- **Activity**
For this exercise, print all of the data exactly as given.

##### Data for the task #####

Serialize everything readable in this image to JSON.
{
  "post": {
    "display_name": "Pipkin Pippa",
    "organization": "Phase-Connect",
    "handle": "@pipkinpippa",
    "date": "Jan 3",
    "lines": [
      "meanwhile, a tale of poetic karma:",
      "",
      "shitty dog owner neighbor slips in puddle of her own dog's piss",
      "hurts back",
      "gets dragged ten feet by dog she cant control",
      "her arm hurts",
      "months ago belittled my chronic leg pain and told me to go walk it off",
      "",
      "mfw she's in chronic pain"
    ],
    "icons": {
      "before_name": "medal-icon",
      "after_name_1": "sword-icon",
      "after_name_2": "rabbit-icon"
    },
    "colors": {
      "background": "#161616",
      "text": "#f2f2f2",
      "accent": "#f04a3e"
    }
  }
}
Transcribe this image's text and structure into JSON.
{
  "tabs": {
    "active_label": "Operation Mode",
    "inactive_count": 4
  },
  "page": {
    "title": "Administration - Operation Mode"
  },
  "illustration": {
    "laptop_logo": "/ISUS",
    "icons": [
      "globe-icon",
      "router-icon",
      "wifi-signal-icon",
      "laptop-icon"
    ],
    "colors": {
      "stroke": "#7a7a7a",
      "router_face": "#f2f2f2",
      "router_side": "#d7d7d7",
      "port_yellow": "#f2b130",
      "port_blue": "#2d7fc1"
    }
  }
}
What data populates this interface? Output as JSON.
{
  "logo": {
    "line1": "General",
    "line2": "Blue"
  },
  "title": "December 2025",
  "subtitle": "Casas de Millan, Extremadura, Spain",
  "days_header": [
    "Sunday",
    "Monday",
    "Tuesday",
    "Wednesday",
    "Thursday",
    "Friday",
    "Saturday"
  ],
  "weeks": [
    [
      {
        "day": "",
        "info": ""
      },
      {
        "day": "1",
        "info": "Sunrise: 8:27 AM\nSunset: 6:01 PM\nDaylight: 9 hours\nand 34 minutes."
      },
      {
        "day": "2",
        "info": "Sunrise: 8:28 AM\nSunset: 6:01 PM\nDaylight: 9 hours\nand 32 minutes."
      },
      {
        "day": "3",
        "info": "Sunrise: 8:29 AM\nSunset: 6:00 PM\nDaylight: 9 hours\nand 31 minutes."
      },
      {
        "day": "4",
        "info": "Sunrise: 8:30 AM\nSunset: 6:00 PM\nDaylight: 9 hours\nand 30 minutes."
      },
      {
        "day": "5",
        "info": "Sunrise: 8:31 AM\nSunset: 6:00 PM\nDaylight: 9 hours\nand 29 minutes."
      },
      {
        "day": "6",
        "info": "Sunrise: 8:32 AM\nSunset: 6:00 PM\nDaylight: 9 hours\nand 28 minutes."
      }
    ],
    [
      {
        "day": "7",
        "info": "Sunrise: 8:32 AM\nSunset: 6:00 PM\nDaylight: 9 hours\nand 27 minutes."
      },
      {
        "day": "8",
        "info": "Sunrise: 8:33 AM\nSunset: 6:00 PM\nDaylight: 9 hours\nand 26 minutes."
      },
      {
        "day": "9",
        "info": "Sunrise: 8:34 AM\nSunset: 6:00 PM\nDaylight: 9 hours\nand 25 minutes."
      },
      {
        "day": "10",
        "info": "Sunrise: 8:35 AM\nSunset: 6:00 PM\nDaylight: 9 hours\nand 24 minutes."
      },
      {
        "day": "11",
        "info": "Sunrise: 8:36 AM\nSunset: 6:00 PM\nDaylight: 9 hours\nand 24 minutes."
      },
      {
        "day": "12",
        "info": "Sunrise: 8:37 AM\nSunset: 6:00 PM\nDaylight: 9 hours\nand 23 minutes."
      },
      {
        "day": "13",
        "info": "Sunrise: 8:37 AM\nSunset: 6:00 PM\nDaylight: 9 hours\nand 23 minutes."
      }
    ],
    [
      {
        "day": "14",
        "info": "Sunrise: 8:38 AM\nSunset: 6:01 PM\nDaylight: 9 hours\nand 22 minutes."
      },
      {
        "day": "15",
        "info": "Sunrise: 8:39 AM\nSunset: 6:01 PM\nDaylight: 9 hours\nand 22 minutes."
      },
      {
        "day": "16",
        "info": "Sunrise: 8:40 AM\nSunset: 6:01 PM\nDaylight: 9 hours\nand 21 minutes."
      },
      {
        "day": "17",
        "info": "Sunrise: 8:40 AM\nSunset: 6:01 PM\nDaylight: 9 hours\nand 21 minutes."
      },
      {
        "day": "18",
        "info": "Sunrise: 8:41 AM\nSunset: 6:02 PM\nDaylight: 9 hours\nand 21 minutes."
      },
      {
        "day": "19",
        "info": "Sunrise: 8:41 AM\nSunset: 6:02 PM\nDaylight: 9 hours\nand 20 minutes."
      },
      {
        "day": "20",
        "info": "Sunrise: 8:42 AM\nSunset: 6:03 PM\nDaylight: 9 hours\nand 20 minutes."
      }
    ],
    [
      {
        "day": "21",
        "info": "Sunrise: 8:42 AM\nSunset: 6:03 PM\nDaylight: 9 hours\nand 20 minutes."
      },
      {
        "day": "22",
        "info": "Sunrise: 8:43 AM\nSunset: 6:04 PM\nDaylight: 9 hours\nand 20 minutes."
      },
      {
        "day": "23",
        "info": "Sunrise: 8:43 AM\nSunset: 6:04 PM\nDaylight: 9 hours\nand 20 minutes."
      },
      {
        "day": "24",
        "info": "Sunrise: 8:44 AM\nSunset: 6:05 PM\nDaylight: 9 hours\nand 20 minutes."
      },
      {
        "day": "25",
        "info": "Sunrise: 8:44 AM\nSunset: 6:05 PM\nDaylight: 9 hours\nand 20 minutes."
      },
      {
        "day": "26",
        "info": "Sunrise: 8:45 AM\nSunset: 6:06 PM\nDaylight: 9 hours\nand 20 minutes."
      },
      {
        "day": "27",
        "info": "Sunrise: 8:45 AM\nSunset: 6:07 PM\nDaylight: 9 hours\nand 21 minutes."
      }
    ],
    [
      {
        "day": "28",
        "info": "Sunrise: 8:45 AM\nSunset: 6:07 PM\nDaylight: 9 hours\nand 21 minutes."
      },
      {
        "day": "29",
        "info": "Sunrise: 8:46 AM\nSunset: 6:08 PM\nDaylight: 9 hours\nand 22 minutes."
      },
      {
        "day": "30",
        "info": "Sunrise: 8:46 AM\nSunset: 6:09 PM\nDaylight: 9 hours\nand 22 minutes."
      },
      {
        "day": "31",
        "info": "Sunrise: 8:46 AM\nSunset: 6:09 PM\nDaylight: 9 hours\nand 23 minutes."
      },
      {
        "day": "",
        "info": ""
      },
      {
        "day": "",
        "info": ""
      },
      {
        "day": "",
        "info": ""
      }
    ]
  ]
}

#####

- **Completed task**
Serialize everything readable in this image to JSON.
{
  "post": {
    "display_name": "Pipkin Pippa",
    "organization": "Phase-Connect",
    "handle": "@pipkinpippa",
    "date": "Jan 3",
    "lines": [
      "meanwhile, a tale of poetic karma:",
      "",
      "shitty dog owner neighbor slips in puddle of her own dog's piss",
      "hurts back",
      "gets dragged ten feet by dog she cant control",
      "her arm hurts",
      "months ago belittled my chronic leg pain and told me to go walk it off",
      "",
      "mfw she's in chronic pain"
    ],
    "icons": {
      "before_name": "medal-icon",
      "after_name_1": "sword-icon",
      "after_name_2": "rabbit-icon"
    },
    "colors": {
      "background": "#161616",
      "text": "#f2f2f2",
      "accent": "#f04a3e"
    }
  }
}
Transcribe this image's text and structure into JSON.
{
  "tabs": {
    "active_label": "Operation Mode",
    "inactive_count": 4
  },
  "page": {
    "title": "Administration - Operation Mode"
  },
  "illustration": {
    "laptop_logo": "/ISUS",
    "icons": [
      "globe-icon",
      "router-icon",
      "wifi-signal-icon",
      "laptop-icon"
    ],
    "colors": {
      "stroke": "#7a7a7a",
      "router_face": "#f2f2f2",
      "router_side": "#d7d7d7",
      "port_yellow": "#f2b130",
      "port_blue": "#2d7fc1"
    }
  }
}
What data populates this interface? Output as JSON.
{
  "logo": {
    "line1": "General",
    "line2": "Blue"
  },
  "title": "December 2025",
  "subtitle": "Casas de Millan, Extremadura, Spain",
  "days_header": [
    "Sunday",
    "Monday",
    "Tuesday",
    "Wednesday",
    "Thursday",
    "Friday",
    "Saturday"
  ],
  "weeks": [
    [
      {
        "day": "",
        "info": ""
      },
      {
        "day": "1",
        "info": "Sunrise: 8:27 AM\nSunset: 6:01 PM\nDaylight: 9 hours\nand 34 minutes."
      },
      {
        "day": "2",
        "info": "Sunrise: 8:28 AM\nSunset: 6:01 PM\nDaylight: 9 hours\nand 32 minutes."
      },
      {
        "day": "3",
        "info": "Sunrise: 8:29 AM\nSunset: 6:00 PM\nDaylight: 9 hours\nand 31 minutes."
      },
      {
        "day": "4",
        "info": "Sunrise: 8:30 AM\nSunset: 6:00 PM\nDaylight: 9 hours\nand 30 minutes."
      },
      {
        "day": "5",
        "info": "Sunrise: 8:31 AM\nSunset: 6:00 PM\nDaylight: 9 hours\nand 29 minutes."
      },
      {
        "day": "6",
        "info": "Sunrise: 8:32 AM\nSunset: 6:00 PM\nDaylight: 9 hours\nand 28 minutes."
      }
    ],
    [
      {
        "day": "7",
        "info": "Sunrise: 8:32 AM\nSunset: 6:00 PM\nDaylight: 9 hours\nand 27 minutes."
      },
      {
        "day": "8",
        "info": "Sunrise: 8:33 AM\nSunset: 6:00 PM\nDaylight: 9 hours\nand 26 minutes."
      },
      {
        "day": "9",
        "info": "Sunrise: 8:34 AM\nSunset: 6:00 PM\nDaylight: 9 hours\nand 25 minutes."
      },
      {
        "day": "10",
        "info": "Sunrise: 8:35 AM\nSunset: 6:00 PM\nDaylight: 9 hours\nand 24 minutes."
      },
      {
        "day": "11",
        "info": "Sunrise: 8:36 AM\nSunset: 6:00 PM\nDaylight: 9 hours\nand 24 minutes."
      },
      {
        "day": "12",
        "info": "Sunrise: 8:37 AM\nSunset: 6:00 PM\nDaylight: 9 hours\nand 23 minutes."
      },
      {
        "day": "13",
        "info": "Sunrise: 8:37 AM\nSunset: 6:00 PM\nDaylight: 9 hours\nand 23 minutes."
      }
    ],
    [
      {
        "day": "14",
        "info": "Sunrise: 8:38 AM\nSunset: 6:01 PM\nDaylight: 9 hours\nand 22 minutes."
      },
      {
        "day": "15",
        "info": "Sunrise: 8:39 AM\nSunset: 6:01 PM\nDaylight: 9 hours\nand 22 minutes."
      },
      {
        "day": "16",
        "info": "Sunrise: 8:40 AM\nSunset: 6:01 PM\nDaylight: 9 hours\nand 21 minutes."
      },
      {
        "day": "17",
        "info": "Sunrise: 8:40 AM\nSunset: 6:01 PM\nDaylight: 9 hours\nand 21 minutes."
      },
      {
        "day": "18",
        "info": "Sunrise: 8:41 AM\nSunset: 6:02 PM\nDaylight: 9 hours\nand 21 minutes."
      },
      {
        "day": "19",
        "info": "Sunrise: 8:41 AM\nSunset: 6:02 PM\nDaylight: 9 hours\nand 20 minutes."
      },
      {
        "day": "20",
        "info": "Sunrise: 8:42 AM\nSunset: 6:03 PM\nDaylight: 9 hours\nand 20 minutes."
      }
    ],
    [
      {
        "day": "21",
        "info": "Sunrise: 8:42 AM\nSunset: 6:03 PM\nDaylight: 9 hours\nand 20 minutes."
      },
      {
        "day": "22",
        "info": "Sunrise: 8:43 AM\nSunset: 6:04 PM\nDaylight: 9 hours\nand 20 minutes."
      },
      {
        "day": "23",
        "info": "Sunrise: 8:43 AM\nSunset: 6:04 PM\nDaylight: 9 hours\nand 20 minutes."
      },
      {
        "day": "24",
        "info": "Sunrise: 8:44 AM\nSunset: 6:05 PM\nDaylight: 9 hours\nand 20 minutes."
      },
      {
        "day": "25",
        "info": "Sunrise: 8:44 AM\nSunset: 6:05 PM\nDaylight: 9 hours\nand 20 minutes."
      },
      {
        "day": "26",
        "info": "Sunrise: 8:45 AM\nSunset: 6:06 PM\nDaylight: 9 hours\nand 20 minutes."
      },
      {
        "day": "27",
        "info": "Sunrise: 8:45 AM\nSunset: 6:07 PM\nDaylight: 9 hours\nand 21 minutes."
      }
    ],
    [
      {
        "day": "28",
        "info": "Sunrise: 8:45 AM\nSunset: 6:07 PM\nDaylight: 9 hours\nand 21 minutes."
      },
      {
        "day": "29",
        "info": "Sunrise: 8:46 AM\nSunset: 6:08 PM\nDaylight: 9 hours\nand 22 minutes."
      },
      {
        "day": "30",
        "info": "Sunrise: 8:46 AM\nSunset: 6:09 PM\nDaylight: 9 hours\nand 22 minutes."
      },
      {
        "day": "31",
        "info": "Sunrise: 8:46 AM\nSunset: 6:09 PM\nDaylight: 9 hours\nand 23 minutes."
      },
      {
        "day": "",
        "info": ""
      },
      {
        "day": "",
        "info": ""
      },
      {
        "day": "",
        "info": ""
      }
    ]
  ]
}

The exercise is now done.